The (Editable) Thread of Threads

I'm going to be mocked for this, and I don't care.

I've been spending way too much time on Twitter, and - to be honest - Twitter's not the best place for someone as longwinded as I am. The maximum length of a Tweet is 280 characters, and that doesn't work well for me. I'm not Seth Abramson - I can usually get a simple concept across in less than 280 Tweets - but I'm usually closer to 280 words than 280 characters.

Twitter is also a little ephemeral and finding things again isn't simple. A "thread of threads" is one way to track that, but you can't edit posts and you can't organize things, so they turn into untrackable threads of their own really quickly.

So I'm going to try this - an editable index post.

The (Editable) Thread of Threads:

Links will usually be to the first post in a thread; if the thread is converted to a blog post, a separate link will be added.

PhD Life

Active Lawsuits

Mignogna v Funimation (The Threadnought Case)

Abdin v CBS (The Star Trek Discovery/Tardigrade Case)

Caselaw: 10-Tweet Briefs

Sullivan v NY Times

Caselaw: In-Depth Discussion

DeCosta v CBS (the Paladin Case)

Legal Concepts

Some of these are full explainers of concepts; others are in the context of ongoing cases.

Contract Law

02 January 2019

My PhD - What is it?

Good question, that.

Three months ago, when I started, I would have given you an answer. Right now...it's kind of in flux. This is something I've been assured is a natural part of the process. I write an outline, my supervisors read the outline, critique takes place, I repeat the process. 

I know the problem I want to address. Copyright law, especially when applied in the area of what's known as "secondary creativity" - new works built on the foundation of existing works - is a spectacular mess. It's such a mess that nobody really knows where the border is between an acceptable use of someone else's work as a source of inspiration and an impermissible unlicensed use of the work. And when I say nobody, I mean nobody. Not the people creating secondary works, not the owners of the originals, not lawyers, not judges, not policymakers. Nobody.

The problem with this problem is that it's too big. It's not something that can be addressed within the scope of a single PhD thesis. So the search for how, exactly, to narrow the scope continues. I've made good progress on that, and will have more on it later.

For now, I'll say this:
I'm going to be looking at fan creativity, and at the question of why we've been having such a hard time answering the questions that arise around it.

01 January 2019

This is officially not another reboot post.

Because every damn time I publish one of those, I turn around and immediately fail to blog for many months thereafter. So this isn't a reboot post.

It's a reset post. Because that's different, right?

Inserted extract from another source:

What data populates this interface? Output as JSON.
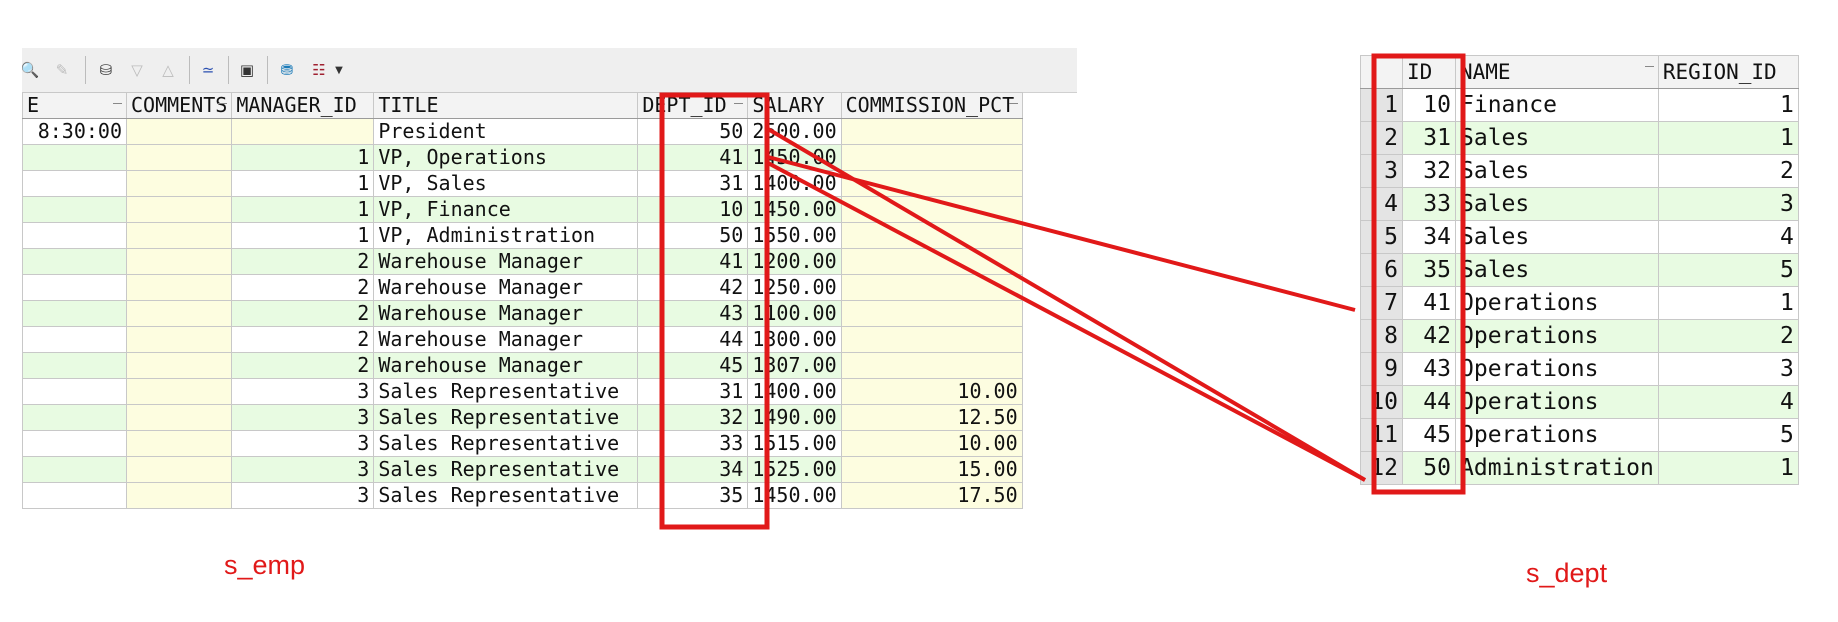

I'm now one academic term into my PhD, or I would be if academic terms were an actual thing for PhD student. As it turns out, they really aren't. Doing a PhD means you just work, and work until you're done.

And it's definitely a lot of work. This somehow came as a surprise to me, despite everything everyone said about PhDs being a lot of work, which just goes to show that my ego and reality weren't - again - on speaking terms. My bad. Even reading things like Tiphaine Rivière's outstandingly good graphic novel "Notes on a Thesis" was only enough to make me think that the whole PhD thing might be a painful experience for some people - other people - but not for me.

Or at least that was my thinking in September, which was approximately 3850 years ago. Now, pages like this have taken on a new, painful resonance:

All of which is by way of saying that I'm taking the new year as a new opportunity to start blogging again. But if I stop and you want to find me to get me to start again, you might want to start your search in the library.

Happy New Year, y'all.